Paul T. Brown v. Hederman Brothers, LLC – suit on guaranty – Paul T. Brown owns Bookmark Publishing, LLC which publishes photographs and books. In 2010, Brown approached Hederman Brothers about printing a series of calendars for Bookmark. Brown ended up signing in his individual capacity a continuing guaranty obligating Brown to pay up to $45,000.00, plus interest, attorneys’ fees, and collection costs, as the guarantor on Bookmark’s open account with Hederman Brothers. Hederman Brothers ended up filing suit on the guaranty. The trial court granted summary judgment for Hederman Brothers. Brown appealed arguing that Hederman Brothers could not collect on the guaranty without first exhausting all avenues of recovery against Bookmark. The COA affirmed.
Michael Matthews v. State – Lindsey brief – Matthews of one count of armed robbery, one count of aggravated assault, and one count of burglary of a dwelling. The OIA filed a Lindsey brief. The COA agrees that the record presents no issues.
City of Jackson, Mississippi v. Sherman Jackson – Torts Claim Act – Sherman Jackson and Frederick Moore were driving to Moore’s grandmother’s house on Santa Rosa Street in Jackson in the early monring hours. . When they arrived in the driveway, Officer Brian Jones, who was responding to a call about gunshots fired in the area, pulled in behind them. While Officer Jones questioned Moore, Jackson emerged from the car, and Officer Jones attempted to conduct a field interview with him. Jackson declined and ran away. Jackson claimed he ran because the officers scared him by pointing their weapons at him. Officers Jones and Dobson refuted that they drew their weapons before Jackson ran away from the scene. Officer Jones pursued Jackson and fired at him striking him in the left forearm. Jackson sued the City. After a bench trial the court found that the officers acted in reckless disregard of Jackson’s safety and that tort immunity under the MTCA did not apply to the City. Accordingly, the trial court awarded Jackson medical expenses of $22,829.26 and $50,000 for pain and suffering. The COA affirms.

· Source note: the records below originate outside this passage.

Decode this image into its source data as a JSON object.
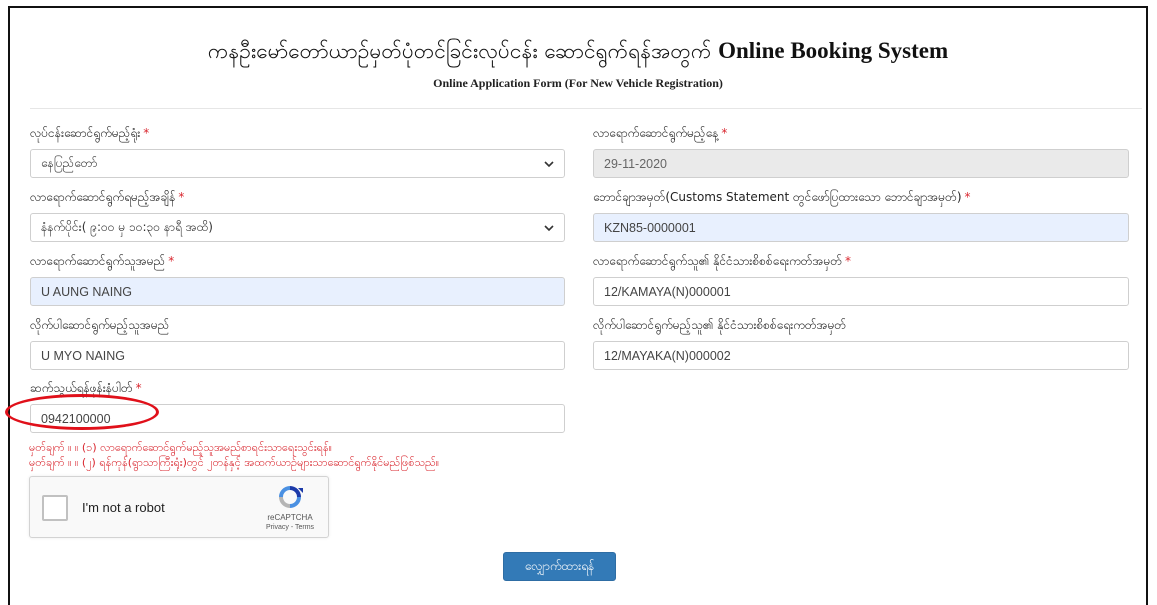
{
  "header": {
    "title_myanmar": "ကနဦးမော်တော်ယာဉ်မှတ်ပုံတင်ခြင်းလုပ်ငန်း ဆောင်ရွက်ရန်အတွက်",
    "title_latin": "Online Booking System",
    "subtitle": "Online Application Form (For New Vehicle Registration)"
  },
  "required_marker": "*",
  "form": {
    "office": {
      "label": "လုပ်ငန်းဆောင်ရွက်မည့်ရုံး",
      "value": "နေပြည်တော်"
    },
    "date": {
      "label": "လာရောက်ဆောင်ရွက်မည့်နေ့",
      "value": "29-11-2020"
    },
    "time": {
      "label": "လာရောက်ဆောင်ရွက်ရမည့်အချိန်",
      "value": "နံနက်ပိုင်း( ၉:၀၀ မှ ၁၀:၃၀ နာရီ အထိ)"
    },
    "invoice": {
      "label": "ဘောင်ချာအမှတ်(Customs Statement တွင်ဖော်ပြထားသော ဘောင်ချာအမှတ်)",
      "value": "KZN85-0000001"
    },
    "applicant_name": {
      "label": "လာရောက်ဆောင်ရွက်သူအမည်",
      "value": "U AUNG NAING"
    },
    "applicant_nrc": {
      "label": "လာရောက်ဆောင်ရွက်သူ၏ နိုင်ငံသားစိစစ်ရေးကတ်အမှတ်",
      "value": "12/KAMAYA(N)000001"
    },
    "companion_name": {
      "label": "လိုက်ပါဆောင်ရွက်မည့်သူအမည်",
      "value": "U MYO NAING"
    },
    "companion_nrc": {
      "label": "လိုက်ပါဆောင်ရွက်မည့်သူ၏ နိုင်ငံသားစိစစ်ရေးကတ်အမှတ်",
      "value": "12/MAYAKA(N)000002"
    },
    "phone": {
      "label": "ဆက်သွယ်ရန်ဖုန်းနံပါတ်",
      "value": "0942100000"
    }
  },
  "notes": [
    "မှတ်ချက် ။ ။ (၁) လာရောက်ဆောင်ရွက်မည့်သူအမည်စာရင်းသာရေးသွင်းရန်။",
    "မှတ်ချက် ။ ။ (၂) ရန်ကုန်(ရွာသာကြီးရုံး)တွင် ၂တန်နှင့် အထက်ယာဉ်များသာဆောင်ရွက်နိုင်မည်ဖြစ်သည်။"
  ],
  "captcha": {
    "label": "I'm not a robot",
    "brand": "reCAPTCHA",
    "links": "Privacy - Terms"
  },
  "submit_label": "လျှောက်ထားရန်",
  "colors": {
    "accent": "#337ab7",
    "required": "#d9262e",
    "highlight_circle": "#e0101a",
    "autofill": "#e8f0fe",
    "readonly": "#eaeaea"
  },
  "icons": {
    "select_arrow": "chevron-down-icon",
    "captcha_logo": "recaptcha-icon"
  }
}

The Court denies rehearing in Kenneth Ray Goldsmith v. State of Mississippi but tweaks its opinion
Pro se PCR appeals affirmed: